Each line of the data that mentions the string "JSON" needs to be identified and copied.

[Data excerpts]
=== Begin Enclosure ===

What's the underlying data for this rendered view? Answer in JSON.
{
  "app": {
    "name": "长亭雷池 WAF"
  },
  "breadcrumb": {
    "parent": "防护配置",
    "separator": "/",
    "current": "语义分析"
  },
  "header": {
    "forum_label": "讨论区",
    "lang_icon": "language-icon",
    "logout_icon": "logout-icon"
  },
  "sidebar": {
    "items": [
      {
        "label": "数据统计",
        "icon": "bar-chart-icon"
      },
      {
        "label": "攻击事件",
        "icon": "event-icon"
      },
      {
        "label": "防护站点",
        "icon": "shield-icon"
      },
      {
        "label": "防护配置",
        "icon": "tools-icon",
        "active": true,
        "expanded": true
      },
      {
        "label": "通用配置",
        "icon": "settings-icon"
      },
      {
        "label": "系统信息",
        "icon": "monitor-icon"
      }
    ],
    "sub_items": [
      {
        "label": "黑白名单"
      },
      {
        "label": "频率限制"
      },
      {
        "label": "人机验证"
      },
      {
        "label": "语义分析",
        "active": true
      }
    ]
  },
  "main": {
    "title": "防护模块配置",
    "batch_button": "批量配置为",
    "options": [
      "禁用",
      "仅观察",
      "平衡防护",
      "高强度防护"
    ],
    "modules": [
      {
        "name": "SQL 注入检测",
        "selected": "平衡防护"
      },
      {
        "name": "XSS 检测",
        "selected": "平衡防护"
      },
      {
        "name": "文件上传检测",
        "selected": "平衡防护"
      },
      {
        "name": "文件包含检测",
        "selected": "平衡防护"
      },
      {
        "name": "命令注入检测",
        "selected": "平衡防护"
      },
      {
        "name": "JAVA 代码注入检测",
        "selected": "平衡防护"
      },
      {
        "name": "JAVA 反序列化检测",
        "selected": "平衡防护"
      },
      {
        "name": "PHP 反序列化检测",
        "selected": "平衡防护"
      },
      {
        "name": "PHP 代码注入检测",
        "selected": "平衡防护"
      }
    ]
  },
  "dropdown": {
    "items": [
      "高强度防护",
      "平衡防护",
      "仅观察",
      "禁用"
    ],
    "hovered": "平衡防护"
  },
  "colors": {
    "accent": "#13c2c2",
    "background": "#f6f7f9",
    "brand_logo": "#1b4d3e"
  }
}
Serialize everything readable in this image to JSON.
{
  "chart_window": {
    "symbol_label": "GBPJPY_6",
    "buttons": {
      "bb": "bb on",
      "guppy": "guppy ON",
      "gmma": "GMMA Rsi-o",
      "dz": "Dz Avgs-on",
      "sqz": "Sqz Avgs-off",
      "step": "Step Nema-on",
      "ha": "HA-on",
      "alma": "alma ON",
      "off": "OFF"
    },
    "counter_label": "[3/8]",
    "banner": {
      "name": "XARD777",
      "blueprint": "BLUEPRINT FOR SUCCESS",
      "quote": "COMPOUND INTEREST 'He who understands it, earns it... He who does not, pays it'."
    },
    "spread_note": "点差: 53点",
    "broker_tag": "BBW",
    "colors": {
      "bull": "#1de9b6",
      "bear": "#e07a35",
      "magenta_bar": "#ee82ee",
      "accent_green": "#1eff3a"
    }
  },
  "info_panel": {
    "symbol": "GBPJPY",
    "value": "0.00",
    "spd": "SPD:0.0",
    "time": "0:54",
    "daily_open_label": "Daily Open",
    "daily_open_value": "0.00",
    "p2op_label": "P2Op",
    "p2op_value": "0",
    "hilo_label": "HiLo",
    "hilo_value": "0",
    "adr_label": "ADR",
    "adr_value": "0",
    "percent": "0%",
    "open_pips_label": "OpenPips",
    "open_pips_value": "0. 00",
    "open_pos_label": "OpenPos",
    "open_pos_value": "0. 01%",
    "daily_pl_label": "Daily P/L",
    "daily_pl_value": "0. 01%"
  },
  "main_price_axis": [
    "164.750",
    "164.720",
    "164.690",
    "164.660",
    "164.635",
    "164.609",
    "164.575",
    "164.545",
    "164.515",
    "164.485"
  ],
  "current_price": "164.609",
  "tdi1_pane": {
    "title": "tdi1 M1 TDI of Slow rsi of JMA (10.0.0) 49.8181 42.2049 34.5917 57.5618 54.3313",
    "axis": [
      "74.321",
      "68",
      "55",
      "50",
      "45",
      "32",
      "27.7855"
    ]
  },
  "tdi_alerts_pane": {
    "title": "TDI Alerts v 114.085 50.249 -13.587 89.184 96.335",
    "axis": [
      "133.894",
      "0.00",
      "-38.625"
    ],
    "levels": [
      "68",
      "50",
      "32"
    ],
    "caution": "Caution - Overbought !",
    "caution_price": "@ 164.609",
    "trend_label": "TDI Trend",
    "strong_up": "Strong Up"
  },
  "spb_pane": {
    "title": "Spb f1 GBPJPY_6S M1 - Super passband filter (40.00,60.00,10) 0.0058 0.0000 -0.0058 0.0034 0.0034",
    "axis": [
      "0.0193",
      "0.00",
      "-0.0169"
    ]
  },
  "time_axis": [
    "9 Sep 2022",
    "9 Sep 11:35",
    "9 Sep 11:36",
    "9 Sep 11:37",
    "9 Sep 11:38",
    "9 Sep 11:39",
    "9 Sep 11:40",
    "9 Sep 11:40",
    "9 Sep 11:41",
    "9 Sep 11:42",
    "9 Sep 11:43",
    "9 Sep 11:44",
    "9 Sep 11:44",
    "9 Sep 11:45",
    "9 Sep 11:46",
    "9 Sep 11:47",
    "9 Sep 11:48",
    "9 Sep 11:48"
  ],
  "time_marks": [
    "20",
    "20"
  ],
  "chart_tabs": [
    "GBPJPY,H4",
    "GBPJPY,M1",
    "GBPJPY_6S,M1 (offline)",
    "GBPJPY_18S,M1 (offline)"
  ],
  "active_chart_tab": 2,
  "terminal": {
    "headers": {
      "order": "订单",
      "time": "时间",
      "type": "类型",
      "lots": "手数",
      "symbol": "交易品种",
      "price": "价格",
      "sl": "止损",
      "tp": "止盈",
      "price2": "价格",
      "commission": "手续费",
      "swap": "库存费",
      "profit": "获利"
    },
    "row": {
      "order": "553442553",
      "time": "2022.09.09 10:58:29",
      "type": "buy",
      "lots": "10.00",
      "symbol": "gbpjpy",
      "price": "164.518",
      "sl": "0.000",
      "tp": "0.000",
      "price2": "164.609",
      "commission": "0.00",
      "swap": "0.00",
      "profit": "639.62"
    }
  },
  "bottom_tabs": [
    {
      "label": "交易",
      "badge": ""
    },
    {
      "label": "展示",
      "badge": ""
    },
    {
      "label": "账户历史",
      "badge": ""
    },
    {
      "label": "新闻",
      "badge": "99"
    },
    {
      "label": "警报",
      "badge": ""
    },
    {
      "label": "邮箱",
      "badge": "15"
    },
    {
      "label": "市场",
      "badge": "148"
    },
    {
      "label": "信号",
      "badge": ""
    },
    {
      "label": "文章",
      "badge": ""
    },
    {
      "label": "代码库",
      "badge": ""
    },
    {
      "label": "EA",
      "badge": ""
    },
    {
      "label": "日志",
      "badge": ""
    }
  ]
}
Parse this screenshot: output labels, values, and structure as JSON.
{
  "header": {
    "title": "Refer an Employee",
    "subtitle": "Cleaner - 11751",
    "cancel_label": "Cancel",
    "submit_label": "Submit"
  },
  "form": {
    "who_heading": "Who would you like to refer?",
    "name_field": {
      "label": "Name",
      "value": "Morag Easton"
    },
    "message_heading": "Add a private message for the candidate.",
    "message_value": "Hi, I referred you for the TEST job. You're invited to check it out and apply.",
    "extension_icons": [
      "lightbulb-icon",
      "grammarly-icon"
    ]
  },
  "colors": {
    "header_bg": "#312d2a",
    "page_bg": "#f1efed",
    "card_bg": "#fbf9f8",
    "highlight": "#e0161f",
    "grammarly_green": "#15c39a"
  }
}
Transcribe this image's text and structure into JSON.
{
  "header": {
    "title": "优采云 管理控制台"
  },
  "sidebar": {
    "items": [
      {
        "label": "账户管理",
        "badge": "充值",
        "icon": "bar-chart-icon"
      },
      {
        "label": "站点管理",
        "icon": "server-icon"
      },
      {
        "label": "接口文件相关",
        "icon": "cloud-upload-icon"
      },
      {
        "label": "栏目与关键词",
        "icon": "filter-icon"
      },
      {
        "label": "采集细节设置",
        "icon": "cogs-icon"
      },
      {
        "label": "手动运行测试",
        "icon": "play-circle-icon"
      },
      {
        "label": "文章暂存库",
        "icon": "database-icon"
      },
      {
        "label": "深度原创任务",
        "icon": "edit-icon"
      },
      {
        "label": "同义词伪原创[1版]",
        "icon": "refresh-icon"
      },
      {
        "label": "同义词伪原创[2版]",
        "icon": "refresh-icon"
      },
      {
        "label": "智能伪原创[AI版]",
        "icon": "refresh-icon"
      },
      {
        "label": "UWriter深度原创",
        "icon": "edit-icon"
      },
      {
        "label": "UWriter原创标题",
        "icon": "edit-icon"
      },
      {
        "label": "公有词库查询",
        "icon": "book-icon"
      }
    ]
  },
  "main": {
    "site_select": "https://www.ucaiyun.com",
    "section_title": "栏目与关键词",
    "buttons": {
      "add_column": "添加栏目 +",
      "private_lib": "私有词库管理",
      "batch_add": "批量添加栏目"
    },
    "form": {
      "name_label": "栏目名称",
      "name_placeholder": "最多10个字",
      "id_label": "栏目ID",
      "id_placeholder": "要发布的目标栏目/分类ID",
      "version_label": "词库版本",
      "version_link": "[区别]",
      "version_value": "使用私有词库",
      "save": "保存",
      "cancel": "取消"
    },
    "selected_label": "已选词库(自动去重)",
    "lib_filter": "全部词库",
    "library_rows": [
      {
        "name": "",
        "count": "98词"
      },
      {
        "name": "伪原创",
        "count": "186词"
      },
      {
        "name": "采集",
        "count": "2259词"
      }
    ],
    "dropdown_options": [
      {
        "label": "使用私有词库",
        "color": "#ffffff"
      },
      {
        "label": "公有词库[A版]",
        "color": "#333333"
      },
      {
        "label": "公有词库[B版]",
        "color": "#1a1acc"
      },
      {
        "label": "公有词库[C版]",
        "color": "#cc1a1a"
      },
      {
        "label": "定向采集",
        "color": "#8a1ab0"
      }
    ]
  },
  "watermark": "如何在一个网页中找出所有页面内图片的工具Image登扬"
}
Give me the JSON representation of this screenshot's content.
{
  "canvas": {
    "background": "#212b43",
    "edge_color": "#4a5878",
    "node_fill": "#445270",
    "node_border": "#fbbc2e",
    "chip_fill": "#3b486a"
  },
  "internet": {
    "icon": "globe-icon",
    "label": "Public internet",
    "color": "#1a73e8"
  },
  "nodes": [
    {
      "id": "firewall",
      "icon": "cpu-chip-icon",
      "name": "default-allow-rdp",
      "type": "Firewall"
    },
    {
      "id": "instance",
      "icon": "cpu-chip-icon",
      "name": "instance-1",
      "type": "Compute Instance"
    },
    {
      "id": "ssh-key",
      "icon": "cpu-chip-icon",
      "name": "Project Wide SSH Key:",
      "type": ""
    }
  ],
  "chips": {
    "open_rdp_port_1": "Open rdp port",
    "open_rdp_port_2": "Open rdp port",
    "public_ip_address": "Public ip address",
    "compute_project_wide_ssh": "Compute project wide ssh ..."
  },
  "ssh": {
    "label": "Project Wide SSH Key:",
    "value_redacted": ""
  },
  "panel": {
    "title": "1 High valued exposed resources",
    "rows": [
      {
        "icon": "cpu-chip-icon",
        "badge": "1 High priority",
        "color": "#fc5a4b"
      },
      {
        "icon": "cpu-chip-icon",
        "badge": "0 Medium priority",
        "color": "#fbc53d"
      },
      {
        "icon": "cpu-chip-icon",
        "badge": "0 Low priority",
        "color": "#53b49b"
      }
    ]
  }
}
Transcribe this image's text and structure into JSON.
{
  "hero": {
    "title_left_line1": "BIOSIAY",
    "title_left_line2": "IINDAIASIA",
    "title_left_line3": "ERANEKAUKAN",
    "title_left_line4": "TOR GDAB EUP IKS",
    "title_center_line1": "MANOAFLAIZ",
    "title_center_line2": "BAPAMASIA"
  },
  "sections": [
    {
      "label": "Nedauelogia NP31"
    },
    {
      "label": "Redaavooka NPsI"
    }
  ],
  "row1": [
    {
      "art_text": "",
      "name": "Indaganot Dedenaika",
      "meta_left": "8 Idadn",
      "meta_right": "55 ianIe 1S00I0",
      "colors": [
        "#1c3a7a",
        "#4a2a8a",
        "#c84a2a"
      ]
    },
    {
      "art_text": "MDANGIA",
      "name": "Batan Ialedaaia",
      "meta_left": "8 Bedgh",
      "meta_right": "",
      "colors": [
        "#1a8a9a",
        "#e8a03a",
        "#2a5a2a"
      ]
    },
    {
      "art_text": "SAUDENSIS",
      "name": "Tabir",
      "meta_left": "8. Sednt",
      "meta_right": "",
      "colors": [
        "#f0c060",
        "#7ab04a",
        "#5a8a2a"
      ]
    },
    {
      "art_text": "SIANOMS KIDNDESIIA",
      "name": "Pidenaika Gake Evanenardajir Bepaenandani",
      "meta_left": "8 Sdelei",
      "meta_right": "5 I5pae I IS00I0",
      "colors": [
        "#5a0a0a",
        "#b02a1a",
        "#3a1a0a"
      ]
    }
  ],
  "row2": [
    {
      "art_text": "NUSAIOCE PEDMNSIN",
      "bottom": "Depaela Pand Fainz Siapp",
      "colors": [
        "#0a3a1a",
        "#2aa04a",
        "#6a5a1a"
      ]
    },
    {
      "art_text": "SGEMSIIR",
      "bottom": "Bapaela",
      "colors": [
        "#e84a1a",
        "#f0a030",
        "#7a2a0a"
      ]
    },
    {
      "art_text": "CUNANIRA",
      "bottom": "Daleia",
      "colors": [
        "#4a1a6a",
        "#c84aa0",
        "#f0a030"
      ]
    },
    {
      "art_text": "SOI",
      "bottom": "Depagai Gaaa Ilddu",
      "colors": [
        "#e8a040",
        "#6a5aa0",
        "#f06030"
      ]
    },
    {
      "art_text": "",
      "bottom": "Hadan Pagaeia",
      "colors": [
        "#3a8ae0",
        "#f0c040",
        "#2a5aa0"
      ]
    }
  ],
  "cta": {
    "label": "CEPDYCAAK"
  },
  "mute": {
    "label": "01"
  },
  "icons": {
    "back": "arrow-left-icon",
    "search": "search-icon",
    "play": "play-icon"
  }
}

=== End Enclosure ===

▶ _Written response_
What's the underlying data for this rendered view? Answer in JSON.
Serialize everything readable in this image to JSON.
Parse this screenshot: output labels, values, and structure as JSON.
Transcribe this image's text and structure into JSON.
Give me the JSON representation of this screenshot's content.
Transcribe this image's text and structure into JSON.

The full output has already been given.